Last Monday I started Whole30. If you haven’t heard of Whole30, I’m sure you’ve heard of the “Paleo” Diet. And if you haven’t heard of Paleo, you’ve at least seen a meme of people talking about the latest fad diet they’ve either tried or are currently on. Not to diminish Whole30 as a fad diet, but you know what I mean. Anyway, Whole30 is basically a more intense version of Paleo that lasts for 30 days. It’s no grains, dairy, soy, added sugar, legumes, and alcohol. People use Whole30 to lose weight, obviously, but also to reset their metabolism, learn which foods that may be causing them discomfort, and change their relationship with food.
Ah, relationships with food. I won’t get too far into it because that isn’t the point of this post. But here’s a quick rundown: when I graduated from college and moved home, I noticed that point blank I was chubby. I tried the South Beach Diet in combination with starting to run. One of those lasted for a few weeks, the other I fell in love with and still torture myself with today. When that didn’t work, I stumbled across Tone It Up, and this program spoke to me. A program led by two women whose main goal is in the name: to help women tone up. I purchased their nutrition plan and have essentially been trying to live by the lifestyle for years now: 5 meals a day, eating fruit and carbs in the morning, leaving fats for the afternoon, and eating lean, clean, and green dinners. Sure their stuff can be cheesy, but there are millions of Instagram tags and posts of women who are bonding over a shared goal of getting healthier. I find that the program empowers women and is a safe platform for encouragement and community. The world needs a lot more of that, in my opinion; a space for women to share their insecurities, to know that they are not alone in their struggles with loving and accepting their bodies.
When Emily moved in last August, we discovered that we both followed Tone It Up, among other things: a shared bond over our love of fitness, yoga, healthy and indulgent cooking, Lululemon, acai bowls, Taylor Swift, etc. We’re sort of the two most basic girls in San Francisco. And it’s lovely.
Flash forward to December, and Emily decided we would be doing Whole 30 in January. I quickly said yes, because over the last few months I’ve gained about 10 pounds. Since the marathon, running has fallen behind and I’ve consistently felt bloated and puffy. I’ve let fun weekends and trips be an excuse to indulge, while not making my health a priority. I’ve wanted this for a while; a reset, some discipline, an accountability partner, and to get back to a healthy place with food again.
So! Week one went great. I’m really proud of my self for outlining all of meals, grocery shopping, and meal prepping on Sundays. I will say, I AM EATING QUINOA! I’m training for the Kaiser Half on February 5th, and I need some sort of carb other than sweet potatoes to fuel my training. However, that is my only deviance form the program, and I feel really great.

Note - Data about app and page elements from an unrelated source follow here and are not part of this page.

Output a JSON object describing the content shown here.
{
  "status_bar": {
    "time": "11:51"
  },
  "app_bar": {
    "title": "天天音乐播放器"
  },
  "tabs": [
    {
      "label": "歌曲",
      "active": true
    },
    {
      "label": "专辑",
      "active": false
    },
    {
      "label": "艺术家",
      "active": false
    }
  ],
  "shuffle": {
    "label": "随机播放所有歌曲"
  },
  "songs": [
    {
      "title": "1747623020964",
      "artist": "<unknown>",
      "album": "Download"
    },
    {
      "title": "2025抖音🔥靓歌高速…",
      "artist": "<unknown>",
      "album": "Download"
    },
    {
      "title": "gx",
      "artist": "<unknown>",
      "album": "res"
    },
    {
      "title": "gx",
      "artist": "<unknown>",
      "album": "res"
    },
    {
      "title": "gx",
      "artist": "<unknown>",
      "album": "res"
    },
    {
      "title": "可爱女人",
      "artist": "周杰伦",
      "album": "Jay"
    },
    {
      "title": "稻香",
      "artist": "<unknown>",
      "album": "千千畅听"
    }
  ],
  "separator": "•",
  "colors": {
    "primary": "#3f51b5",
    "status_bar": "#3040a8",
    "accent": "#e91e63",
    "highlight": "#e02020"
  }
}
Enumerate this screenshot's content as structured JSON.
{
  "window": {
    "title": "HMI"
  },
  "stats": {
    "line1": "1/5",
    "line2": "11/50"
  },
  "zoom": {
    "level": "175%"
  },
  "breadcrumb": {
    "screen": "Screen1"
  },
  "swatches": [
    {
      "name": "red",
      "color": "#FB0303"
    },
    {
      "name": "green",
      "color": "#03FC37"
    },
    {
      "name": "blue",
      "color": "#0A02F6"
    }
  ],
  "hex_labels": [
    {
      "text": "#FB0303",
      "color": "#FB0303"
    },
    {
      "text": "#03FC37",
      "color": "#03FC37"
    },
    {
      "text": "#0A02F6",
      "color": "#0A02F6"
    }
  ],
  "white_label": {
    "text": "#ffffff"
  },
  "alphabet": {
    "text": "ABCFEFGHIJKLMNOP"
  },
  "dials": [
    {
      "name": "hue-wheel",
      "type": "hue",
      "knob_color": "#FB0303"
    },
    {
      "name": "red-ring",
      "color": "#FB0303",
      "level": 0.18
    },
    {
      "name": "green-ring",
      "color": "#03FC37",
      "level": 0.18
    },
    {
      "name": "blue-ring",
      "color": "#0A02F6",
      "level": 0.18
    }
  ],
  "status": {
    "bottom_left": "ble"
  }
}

I feel less bloated, have a ton of energy, and I’m not really missing anything too much. Sure, I had to walk away from my coworker the other day when he had mac and cheese for lunch, and I was eyeing the mint flavored Oreo’s at work today (and I don’t even really like Oreo’s!), but I’ve been able to get over it quickly. It’s all about remembering why you started. Here are some of the meals I ate last week:
Lunch: kale, avocado, whole30 approved mayo with tuna, roasted butternut squash and cauliflower
Dinner Cauliflower rice bowl: cod, roasted butternut squash, and avocado
A dinner my friend Mandy made! Whole30 butter chicken, roasted zucchini and brussels sprouts, salad, and quinoa
Breakfast quinoa bowl: quinoa, sliced almonds, chia seeds, cashew butter, frozen cherries, and unsweetened coconut flakes
Sunday Supper: short ribs, quinoa, and mashed sweet potatoes
I’m planning on following Whole30 until February 5th (or at least not consuming alcohol until then) so I’ll keep you all posted each week!